BRIEF >>
Read through the lines below and copy the ones holding the string "will".

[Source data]
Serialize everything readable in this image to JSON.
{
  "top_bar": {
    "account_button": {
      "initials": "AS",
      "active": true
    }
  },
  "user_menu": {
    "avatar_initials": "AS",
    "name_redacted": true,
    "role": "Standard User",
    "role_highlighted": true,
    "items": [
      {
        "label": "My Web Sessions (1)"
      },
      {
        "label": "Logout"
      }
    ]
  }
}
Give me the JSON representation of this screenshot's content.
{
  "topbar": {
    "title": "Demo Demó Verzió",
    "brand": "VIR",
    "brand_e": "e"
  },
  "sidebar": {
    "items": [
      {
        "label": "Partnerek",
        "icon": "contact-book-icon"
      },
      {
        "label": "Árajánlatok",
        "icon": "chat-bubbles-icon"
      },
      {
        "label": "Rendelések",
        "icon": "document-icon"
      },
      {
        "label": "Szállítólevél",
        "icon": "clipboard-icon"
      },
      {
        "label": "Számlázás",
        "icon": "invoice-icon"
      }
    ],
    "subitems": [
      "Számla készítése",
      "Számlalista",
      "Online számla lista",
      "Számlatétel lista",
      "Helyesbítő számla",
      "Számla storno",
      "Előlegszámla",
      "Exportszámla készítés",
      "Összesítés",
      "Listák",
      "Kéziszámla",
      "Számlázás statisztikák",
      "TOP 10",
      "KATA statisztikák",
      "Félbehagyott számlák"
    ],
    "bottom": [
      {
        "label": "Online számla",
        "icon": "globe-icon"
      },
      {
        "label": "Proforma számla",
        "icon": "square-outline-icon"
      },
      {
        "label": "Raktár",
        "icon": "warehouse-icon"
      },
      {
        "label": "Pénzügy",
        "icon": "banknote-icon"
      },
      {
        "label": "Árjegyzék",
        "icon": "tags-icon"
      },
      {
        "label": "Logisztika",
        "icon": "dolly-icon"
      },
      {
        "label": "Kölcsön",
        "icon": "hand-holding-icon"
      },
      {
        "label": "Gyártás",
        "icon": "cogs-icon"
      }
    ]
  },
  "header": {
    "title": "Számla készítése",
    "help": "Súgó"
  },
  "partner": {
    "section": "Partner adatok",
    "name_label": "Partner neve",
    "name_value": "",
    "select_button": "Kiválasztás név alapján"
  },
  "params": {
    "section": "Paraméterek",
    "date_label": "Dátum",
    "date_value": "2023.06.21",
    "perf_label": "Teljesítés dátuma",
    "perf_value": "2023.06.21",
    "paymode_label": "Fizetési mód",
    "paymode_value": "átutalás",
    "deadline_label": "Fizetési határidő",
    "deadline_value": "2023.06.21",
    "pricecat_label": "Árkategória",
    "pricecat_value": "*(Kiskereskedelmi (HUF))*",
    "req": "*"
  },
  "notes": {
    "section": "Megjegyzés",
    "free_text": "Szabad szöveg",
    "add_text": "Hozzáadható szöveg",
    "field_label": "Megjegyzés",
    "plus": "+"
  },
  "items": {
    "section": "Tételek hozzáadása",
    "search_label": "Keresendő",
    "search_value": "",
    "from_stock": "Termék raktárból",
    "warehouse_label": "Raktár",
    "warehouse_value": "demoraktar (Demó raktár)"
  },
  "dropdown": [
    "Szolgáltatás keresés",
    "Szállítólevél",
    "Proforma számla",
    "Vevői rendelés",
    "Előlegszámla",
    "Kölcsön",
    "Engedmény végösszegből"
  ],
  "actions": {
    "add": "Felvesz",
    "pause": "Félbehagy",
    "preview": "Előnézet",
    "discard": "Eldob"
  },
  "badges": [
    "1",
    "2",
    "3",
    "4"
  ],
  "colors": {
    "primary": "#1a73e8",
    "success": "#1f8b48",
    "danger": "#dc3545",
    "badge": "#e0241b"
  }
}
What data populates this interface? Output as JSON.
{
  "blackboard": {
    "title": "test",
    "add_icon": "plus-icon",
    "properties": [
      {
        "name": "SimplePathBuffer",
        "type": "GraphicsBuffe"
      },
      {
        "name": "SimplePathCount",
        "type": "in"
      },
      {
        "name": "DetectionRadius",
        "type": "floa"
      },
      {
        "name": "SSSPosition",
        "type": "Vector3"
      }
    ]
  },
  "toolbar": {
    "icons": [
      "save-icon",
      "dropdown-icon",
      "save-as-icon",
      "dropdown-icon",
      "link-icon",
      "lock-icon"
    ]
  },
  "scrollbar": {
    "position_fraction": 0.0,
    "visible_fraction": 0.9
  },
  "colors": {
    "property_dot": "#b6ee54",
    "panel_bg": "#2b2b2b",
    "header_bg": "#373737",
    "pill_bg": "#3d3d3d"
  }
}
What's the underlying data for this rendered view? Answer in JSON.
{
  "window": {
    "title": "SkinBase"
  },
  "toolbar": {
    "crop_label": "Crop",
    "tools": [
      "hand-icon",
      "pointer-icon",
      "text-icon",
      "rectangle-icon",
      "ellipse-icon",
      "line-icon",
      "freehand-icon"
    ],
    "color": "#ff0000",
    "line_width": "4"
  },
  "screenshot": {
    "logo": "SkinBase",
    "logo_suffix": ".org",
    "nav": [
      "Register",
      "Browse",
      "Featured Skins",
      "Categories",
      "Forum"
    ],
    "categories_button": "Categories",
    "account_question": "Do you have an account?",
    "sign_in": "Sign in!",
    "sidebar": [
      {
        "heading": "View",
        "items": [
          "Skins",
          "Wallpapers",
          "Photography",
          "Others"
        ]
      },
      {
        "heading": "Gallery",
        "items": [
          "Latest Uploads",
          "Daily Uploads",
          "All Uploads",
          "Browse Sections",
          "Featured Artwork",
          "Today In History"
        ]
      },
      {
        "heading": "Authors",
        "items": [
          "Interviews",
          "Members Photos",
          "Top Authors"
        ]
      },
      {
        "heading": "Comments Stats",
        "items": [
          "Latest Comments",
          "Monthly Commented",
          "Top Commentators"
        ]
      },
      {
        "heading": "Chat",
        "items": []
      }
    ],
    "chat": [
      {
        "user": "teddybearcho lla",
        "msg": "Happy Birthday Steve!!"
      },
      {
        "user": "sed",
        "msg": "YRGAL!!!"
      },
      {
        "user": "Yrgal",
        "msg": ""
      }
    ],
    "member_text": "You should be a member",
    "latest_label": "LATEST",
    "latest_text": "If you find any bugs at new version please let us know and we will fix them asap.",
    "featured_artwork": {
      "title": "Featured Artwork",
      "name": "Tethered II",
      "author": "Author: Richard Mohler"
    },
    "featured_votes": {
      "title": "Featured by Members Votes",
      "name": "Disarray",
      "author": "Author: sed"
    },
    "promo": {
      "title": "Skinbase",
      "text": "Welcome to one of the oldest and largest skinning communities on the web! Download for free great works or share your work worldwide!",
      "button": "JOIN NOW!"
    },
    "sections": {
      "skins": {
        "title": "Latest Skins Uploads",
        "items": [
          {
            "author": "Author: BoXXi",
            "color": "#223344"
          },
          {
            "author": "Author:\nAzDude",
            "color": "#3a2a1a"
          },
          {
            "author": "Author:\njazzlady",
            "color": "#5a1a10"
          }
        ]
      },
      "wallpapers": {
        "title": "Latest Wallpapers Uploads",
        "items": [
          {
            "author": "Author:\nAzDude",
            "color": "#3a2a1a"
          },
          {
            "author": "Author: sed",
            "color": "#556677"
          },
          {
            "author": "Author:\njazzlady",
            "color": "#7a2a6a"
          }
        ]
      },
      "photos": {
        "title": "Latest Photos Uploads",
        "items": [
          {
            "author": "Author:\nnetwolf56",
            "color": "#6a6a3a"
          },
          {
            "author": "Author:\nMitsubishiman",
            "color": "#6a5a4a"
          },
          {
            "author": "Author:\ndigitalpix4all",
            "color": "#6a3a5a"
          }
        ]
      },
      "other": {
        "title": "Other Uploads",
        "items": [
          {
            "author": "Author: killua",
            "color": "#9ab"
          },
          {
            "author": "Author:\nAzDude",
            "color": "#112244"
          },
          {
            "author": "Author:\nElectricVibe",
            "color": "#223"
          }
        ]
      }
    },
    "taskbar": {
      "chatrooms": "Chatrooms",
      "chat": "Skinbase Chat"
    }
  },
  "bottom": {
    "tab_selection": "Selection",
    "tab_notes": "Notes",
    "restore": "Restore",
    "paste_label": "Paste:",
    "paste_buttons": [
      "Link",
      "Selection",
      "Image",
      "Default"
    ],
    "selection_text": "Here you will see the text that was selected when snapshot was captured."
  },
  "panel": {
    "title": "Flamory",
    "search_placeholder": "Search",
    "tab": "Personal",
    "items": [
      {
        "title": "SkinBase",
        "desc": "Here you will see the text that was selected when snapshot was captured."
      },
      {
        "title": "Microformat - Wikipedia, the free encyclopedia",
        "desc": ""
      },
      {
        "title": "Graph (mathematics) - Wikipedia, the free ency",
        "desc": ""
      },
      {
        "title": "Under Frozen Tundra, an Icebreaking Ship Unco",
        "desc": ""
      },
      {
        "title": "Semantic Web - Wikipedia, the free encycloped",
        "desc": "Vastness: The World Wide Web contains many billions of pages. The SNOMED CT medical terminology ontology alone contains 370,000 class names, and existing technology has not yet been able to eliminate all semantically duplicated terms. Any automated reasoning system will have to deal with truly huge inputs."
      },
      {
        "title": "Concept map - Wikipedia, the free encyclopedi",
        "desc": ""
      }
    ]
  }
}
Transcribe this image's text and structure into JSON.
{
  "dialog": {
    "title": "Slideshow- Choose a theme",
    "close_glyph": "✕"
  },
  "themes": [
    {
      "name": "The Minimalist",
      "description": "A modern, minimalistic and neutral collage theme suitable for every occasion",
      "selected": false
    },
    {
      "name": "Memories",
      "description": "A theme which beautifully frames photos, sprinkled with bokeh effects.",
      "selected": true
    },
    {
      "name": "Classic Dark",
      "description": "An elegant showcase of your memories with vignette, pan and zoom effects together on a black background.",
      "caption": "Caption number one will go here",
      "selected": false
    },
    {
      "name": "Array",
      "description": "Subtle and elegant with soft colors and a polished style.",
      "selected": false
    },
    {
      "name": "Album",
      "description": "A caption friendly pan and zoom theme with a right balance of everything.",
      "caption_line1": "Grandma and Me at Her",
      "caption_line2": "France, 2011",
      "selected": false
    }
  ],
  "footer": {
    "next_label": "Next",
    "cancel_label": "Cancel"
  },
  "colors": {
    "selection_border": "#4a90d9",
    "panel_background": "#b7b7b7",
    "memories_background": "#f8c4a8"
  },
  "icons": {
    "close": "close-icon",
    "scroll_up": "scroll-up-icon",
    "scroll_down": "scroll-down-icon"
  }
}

RESPONSE TO THE EXERCISE >>
    "latest_text": "If you find any bugs at new version please let us know and we will fix them asap.",
    "selection_text": "Here you will see the text that was selected when snapshot was captured."
        "desc": "Here you will see the text that was selected when snapshot was captured."
        "desc": "Vastness: The World Wide Web contains many billions of pages. The SNOMED CT medical terminology ontology alone contains 370,000 class names, and existing technology has not yet been able to eliminate all semantically duplicated terms. Any automated reasoning system will have to deal with truly huge inputs."
      "caption": "Caption number one will go here",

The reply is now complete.